Many times the biggest gift one can give ones husband is - space. Show him support, understanding and love. It is a difficult time for the wife to go through - but its investment is worth it. The appreciation a husband has for being given his space is huge - when he's ready, at his pace he comes back with much more to give of himself than before. Trust me, it's something i learnt a few years back - the space giving with love and respect works wonders. Reply

Andrea Quincy, FL July 3, 2007

I agree with Lisa in one respect .... If he continues to refuse help, even from someone who he trusts and loves enough to have a marriage & family with, it will only harm everyone in the long run & can definitely put an end to the marriage if communication isn't part of the marriage. Reply

Lisa Providence, RI May 27, 2007

Husband Not Talking Your husband says he's fine and doesn't need to talk about it? It's been a few months! Aren't you losing patience with him?

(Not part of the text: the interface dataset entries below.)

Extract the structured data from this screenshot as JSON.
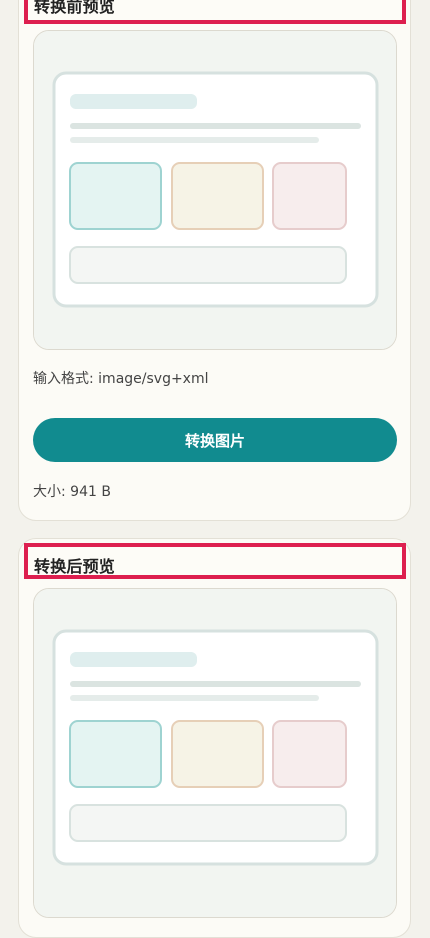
{
  "before": {
    "title": "转换前预览",
    "input_format": "输入格式: image/svg+xml",
    "convert_button": "转换图片",
    "size": "大小: 941 B"
  },
  "after": {
    "title": "转换后预览"
  },
  "colors": {
    "accent": "#118b8f",
    "highlight_border": "#dd1f4f",
    "card_bg": "#fcfbf6",
    "page_bg": "#f3f2ec"
  }
}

It's true different people have different ways of dealing with problems and some people can work out problems themselves, but I don't think your husband is one of them. Maybe he's not a talker and doesn't believe he needs to discuss private feelings.

Whatever the case, you can't force him to talk, but you have to tell him the stress of his parents's divorce is taking a toll on him and your marriage! You also have to remind him that marriage is based on trust - you need to ask him whether or not he trusts his own wife enough to help him.

If he continues to refuse help, HE might end up getting divorced, too! Reply

Marcia Naomi Berger, LCSW San Rafael, CA via May 17, 2007

letter re. wife wanting husband to talk Thank you for a thoughtful, wise answer to the woman who wants her husband to express himself. It was insightful and I plan to incorporate the concepts in my work with women I see as a therapist.


Deborah Nelson Commerce City, colorado May 15, 2007

Parents seperating for divorce I don't care what age a child is they always get caught in the middle. The advice of getting him to talk to a safe friend is very good when I was 10 my special person was my aunt Sue who helped me through many of the pit falls that come with parents divorcing. If he does finally confide in you reasure him he is still his moms son and his fathers son. It may be better for him to begin to relate to each parent with out the other parent in his mental picture. Being older this shouldn't be as hard as if he were 10. He isn't betraying any one if he sees both yes on the same holidays if possible if not choose different days of the same holiday. It will take time but he should in time ask the parent he is visiting to not speak of the other just to keep the holiday calm.

Related Topics